- Time Management For Leaders
- Planning a Program
- Delegating Responsibility
- Managing Conflict
Time Management for Leaders
Time management is important to any person, but particularly to student organization and leaders. Involvement in co-curricular activities means that in addition to classes, homework, meals, jobs, and socializing, another significant amount of time is taken up with organizational obligations. The following information has been adapted to provide you with some suggestions on how to more effectively manage your time.
Time management is a personal skill. Only you know your peak work hours, your attention span, your eating and sleeping needs, which must be planned for. Thus it is important to fine a time management strategy that best fits your needs. The proceeding five steps can help you establish your strategy appropriate to your needs:
Research and individual experiences have shown that those who set personal goals have a greater chance of success. These individual's goals are realistic, believable and achievable. People set goals evaluate their progress and make necessary changes regularly. If you would like to manage your time more efficiently, your first step is to set goals you would like to achieve. These goals can either be set for the semester, year or throughout your entire college career.
Your next step is to assess how you are currently utilizing your time. Productive changes cannot be made unless you know what areas need to be changed. A simple way of determining this is by keeping a time log for three days, begin from the time you get up to the time that you go to bed. Provide details and comments (if applicable) of your specific activities in 15 minute blocks.
At this point, prioritize. First with what is important to you; second with what is important to others, and lastly maintenance items or the basic human needs. Note that maintenance items may become first priority items (i.e. exercising may be maintenance once it becomes a habit but could be a first priority until then).
Once your time log is completed, it is time to analyze it. To accomplish this answer the following questions:
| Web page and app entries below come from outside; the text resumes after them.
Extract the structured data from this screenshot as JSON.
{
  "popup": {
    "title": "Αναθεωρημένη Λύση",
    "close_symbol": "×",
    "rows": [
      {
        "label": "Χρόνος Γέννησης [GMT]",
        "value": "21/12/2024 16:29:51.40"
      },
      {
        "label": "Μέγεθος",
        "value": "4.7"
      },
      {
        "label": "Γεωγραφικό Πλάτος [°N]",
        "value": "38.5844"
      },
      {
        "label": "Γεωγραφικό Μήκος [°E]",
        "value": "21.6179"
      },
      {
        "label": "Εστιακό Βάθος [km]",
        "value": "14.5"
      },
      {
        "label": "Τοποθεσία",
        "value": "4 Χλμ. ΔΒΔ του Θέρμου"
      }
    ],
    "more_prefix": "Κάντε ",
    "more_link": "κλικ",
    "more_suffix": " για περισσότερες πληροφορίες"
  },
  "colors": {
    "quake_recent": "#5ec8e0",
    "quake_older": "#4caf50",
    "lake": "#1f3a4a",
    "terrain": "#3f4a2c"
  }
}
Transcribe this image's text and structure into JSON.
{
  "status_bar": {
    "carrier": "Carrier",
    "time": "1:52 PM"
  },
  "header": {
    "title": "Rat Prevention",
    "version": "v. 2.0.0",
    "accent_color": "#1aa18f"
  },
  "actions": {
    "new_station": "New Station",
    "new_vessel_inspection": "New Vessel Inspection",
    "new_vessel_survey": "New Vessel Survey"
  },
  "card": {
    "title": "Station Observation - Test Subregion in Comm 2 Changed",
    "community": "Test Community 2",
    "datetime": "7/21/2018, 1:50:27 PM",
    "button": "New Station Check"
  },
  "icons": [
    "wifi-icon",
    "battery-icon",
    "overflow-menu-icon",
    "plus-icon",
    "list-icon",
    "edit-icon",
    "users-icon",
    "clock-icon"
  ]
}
- Were there any surprises?
- Would you judge this to be a typical week?
- What patterns could you identify in your time wasters? Interruptions?
- What part of the week would you consider most productive? Least productive?
- What time of the day do you feel was most productive? Least productive?
- What activities would you like to eliminate totally? What would be the cost of doing so? What is the cost of not eliminating them?
- Which activities during the week do you deem most rewarding? Would you like to spend more time doing them in the future? What is you plan for doing so?
In addition to reviewing your time log have someone else review your time log. An objective observer just might be able to point out discrepancies or patterns what you did not see.